*Work request:*
Among the records below, find the lines that contain "Recon" and copy each of them.

-- Provided records follows --

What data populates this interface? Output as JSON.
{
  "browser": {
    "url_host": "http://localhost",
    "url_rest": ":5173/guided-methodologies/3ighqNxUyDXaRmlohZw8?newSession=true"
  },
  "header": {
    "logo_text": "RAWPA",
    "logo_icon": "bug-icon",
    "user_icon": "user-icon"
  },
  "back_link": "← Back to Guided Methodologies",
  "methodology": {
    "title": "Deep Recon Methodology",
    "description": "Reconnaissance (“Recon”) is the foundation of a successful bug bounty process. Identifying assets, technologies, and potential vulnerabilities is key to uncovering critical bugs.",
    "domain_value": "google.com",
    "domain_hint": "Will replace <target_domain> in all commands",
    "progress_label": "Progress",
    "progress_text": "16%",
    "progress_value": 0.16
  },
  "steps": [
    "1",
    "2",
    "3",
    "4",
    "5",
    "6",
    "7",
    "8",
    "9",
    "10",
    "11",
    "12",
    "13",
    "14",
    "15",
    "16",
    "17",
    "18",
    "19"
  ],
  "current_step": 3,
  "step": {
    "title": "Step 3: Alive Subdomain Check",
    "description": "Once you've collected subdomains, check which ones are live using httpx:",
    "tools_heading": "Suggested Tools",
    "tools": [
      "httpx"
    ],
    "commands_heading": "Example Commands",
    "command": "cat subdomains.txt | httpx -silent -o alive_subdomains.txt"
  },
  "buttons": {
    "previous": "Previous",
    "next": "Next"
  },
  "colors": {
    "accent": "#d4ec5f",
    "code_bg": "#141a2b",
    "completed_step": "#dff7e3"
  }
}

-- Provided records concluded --

*Answer box:*
    "title": "Deep Recon Methodology",
    "description": "Reconnaissance (“Recon”) is the foundation of a successful bug bounty process. Identifying assets, technologies, and potential vulnerabilities is key to uncovering critical bugs.",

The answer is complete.